In the 1960s and 1970s, the United States remained locked in bitter conflict with communist countries. Most American leaders throughout the period saw the world in Cold War terms and sought to counter the perceived threat of the Soviet bloc. Cuba became a battleground in the Kennedy years.
Ever since Fidel Castro's revolutionary army seized power in 1959 and gained the support of the Soviet Union, relations with Cuba had been strained. The United States broke diplomatic ties just before Kennedy assumed office, and the Central Intelligence Agency (CIA) began training Cuban exiles to invade their homeland and spark an uprising. The attack at the Bay of Pigs in the spring of 1961 failed miserably. Kennedy, who approved the plan initiated by the Eisenhower administration, accepted responsibility for the defeat.

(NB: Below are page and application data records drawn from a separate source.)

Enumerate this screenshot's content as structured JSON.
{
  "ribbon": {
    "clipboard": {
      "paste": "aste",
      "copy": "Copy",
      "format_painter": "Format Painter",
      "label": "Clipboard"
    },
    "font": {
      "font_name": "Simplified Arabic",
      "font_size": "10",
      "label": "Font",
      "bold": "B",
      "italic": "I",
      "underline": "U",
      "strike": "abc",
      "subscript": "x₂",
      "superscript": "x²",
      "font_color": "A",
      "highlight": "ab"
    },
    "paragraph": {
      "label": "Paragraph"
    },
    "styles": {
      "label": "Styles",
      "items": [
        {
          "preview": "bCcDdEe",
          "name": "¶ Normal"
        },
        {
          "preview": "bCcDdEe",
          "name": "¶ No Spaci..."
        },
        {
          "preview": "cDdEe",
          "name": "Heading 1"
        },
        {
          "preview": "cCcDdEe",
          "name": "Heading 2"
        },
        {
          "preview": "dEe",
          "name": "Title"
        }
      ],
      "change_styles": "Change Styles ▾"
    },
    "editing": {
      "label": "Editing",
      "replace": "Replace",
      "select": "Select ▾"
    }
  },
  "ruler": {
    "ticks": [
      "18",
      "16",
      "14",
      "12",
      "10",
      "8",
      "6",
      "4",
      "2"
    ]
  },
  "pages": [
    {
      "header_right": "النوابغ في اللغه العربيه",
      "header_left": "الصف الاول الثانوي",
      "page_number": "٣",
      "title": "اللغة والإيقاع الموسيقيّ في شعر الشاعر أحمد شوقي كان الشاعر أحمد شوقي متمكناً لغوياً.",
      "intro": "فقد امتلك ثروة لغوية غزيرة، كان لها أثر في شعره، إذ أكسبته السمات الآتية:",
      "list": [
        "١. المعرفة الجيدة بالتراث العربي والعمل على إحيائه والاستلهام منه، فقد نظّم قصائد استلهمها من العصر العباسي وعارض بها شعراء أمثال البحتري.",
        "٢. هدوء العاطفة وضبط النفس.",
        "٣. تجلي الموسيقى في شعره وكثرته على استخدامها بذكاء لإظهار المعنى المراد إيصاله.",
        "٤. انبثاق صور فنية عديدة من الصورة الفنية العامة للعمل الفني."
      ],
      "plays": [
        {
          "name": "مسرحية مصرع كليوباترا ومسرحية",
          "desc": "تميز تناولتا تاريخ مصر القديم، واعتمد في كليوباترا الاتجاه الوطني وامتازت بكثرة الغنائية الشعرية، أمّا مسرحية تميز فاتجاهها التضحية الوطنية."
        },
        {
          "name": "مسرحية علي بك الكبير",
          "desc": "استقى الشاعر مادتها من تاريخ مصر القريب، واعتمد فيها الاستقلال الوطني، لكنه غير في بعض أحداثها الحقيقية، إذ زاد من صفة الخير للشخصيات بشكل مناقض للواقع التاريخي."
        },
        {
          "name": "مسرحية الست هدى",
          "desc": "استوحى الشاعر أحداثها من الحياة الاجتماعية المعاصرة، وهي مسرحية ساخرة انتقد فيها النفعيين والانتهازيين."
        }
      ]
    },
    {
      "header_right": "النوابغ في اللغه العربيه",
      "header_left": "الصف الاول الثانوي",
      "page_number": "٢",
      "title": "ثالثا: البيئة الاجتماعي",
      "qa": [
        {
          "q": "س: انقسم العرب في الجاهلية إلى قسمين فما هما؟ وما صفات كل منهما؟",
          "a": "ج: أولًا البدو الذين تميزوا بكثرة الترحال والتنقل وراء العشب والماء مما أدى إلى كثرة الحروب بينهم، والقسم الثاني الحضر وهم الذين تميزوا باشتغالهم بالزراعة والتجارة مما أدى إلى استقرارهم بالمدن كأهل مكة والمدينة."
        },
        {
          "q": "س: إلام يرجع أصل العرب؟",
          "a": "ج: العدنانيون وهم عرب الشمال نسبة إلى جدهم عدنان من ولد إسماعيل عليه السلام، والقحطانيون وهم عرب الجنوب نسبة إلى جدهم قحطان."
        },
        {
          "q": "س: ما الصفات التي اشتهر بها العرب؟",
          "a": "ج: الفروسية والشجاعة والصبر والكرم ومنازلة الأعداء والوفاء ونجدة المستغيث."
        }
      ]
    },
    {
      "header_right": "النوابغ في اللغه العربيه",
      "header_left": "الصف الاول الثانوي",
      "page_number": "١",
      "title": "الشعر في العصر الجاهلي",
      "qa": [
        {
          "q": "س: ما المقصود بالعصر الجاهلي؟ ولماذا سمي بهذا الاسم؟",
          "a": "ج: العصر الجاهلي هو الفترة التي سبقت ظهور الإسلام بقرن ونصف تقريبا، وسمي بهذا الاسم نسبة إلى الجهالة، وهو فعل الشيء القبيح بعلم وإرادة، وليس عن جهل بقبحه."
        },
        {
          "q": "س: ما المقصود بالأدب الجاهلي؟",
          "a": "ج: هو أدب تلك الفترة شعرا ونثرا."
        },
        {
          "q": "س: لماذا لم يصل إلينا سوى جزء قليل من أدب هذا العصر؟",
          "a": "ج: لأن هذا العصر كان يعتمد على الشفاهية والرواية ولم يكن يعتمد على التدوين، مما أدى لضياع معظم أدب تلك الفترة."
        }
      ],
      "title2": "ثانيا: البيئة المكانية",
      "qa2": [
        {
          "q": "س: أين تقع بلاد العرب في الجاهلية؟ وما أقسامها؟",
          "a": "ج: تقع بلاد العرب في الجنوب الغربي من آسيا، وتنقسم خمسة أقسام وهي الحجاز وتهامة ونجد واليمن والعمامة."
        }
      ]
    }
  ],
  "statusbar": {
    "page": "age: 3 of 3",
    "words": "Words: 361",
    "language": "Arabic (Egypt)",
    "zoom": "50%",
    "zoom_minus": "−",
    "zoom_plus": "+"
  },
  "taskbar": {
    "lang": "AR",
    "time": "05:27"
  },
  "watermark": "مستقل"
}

The next year, seeking to recoup lost prestige, Kennedy stood firm when he learned the Soviet Union was secretly installing offensive nuclear missiles in Cuba. After considering different options, he decided on a quarantine to prevent Soviet ships from bringing additional missiles to Cuba, and he demanded publicly that the Soviets remove the weapons. After several days of tension, during which the world was closer than ever before to nuclear war, the Soviets backed down. Supporters applauded Kennedy's courage; critics charged that he risked nuclear disaster when quiet diplomacy might have been more appropriate. In retrospect, however, the Cuban missile crisis marked a turning point in U.S.-Soviet relations as both sides saw the need to defuse tensions that could lead to direct military conflict. The following year, the United States, the Soviet Union, and Great Britain signed a landmark Limited Test Ban Treaty, which prohibited nuclear weapons tests in the atmosphere.